═════ DATA FOR REVIEW
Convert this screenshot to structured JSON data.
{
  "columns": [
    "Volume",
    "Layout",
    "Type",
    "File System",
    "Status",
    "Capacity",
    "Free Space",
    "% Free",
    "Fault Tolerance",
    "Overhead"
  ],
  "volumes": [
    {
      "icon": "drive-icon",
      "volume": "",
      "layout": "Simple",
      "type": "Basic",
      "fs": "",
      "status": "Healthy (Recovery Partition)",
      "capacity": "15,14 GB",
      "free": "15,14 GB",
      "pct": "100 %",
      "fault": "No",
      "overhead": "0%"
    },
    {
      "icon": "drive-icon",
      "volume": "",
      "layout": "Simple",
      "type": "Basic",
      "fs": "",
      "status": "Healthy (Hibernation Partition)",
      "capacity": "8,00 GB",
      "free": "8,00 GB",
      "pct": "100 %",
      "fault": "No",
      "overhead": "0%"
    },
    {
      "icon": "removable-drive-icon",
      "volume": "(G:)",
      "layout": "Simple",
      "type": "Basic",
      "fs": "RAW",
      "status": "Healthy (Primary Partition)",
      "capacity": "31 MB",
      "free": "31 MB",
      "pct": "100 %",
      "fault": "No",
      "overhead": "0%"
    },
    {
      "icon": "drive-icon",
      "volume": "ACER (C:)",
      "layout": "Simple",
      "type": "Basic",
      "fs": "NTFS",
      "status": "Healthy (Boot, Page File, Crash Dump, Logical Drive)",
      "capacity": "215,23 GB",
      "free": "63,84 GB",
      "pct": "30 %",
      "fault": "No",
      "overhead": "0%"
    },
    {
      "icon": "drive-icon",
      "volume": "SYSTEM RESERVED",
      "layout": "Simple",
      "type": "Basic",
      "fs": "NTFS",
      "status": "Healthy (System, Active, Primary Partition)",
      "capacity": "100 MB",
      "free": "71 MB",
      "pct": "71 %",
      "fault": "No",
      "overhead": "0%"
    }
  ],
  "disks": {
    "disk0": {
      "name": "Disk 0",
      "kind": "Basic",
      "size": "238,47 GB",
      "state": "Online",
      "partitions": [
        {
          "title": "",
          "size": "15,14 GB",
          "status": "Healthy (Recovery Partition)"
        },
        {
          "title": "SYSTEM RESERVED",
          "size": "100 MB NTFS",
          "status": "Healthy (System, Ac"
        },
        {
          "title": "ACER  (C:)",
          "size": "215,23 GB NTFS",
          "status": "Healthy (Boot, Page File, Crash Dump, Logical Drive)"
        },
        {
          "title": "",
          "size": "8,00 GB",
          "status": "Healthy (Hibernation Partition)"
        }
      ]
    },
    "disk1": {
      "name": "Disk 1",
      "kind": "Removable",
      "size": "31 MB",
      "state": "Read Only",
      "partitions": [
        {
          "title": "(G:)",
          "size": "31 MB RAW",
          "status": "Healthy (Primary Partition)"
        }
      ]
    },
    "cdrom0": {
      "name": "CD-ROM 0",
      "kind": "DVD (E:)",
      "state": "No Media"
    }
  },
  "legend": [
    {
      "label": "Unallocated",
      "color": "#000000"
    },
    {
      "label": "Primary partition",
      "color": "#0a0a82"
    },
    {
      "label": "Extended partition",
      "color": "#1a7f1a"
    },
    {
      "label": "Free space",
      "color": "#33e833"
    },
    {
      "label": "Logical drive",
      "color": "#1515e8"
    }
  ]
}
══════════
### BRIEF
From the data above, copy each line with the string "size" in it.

### WORKED SOLUTION
      "size": "238,47 GB",
          "size": "15,14 GB",
          "size": "100 MB NTFS",
          "size": "215,23 GB NTFS",
          "size": "8,00 GB",
      "size": "31 MB",
          "size": "31 MB RAW",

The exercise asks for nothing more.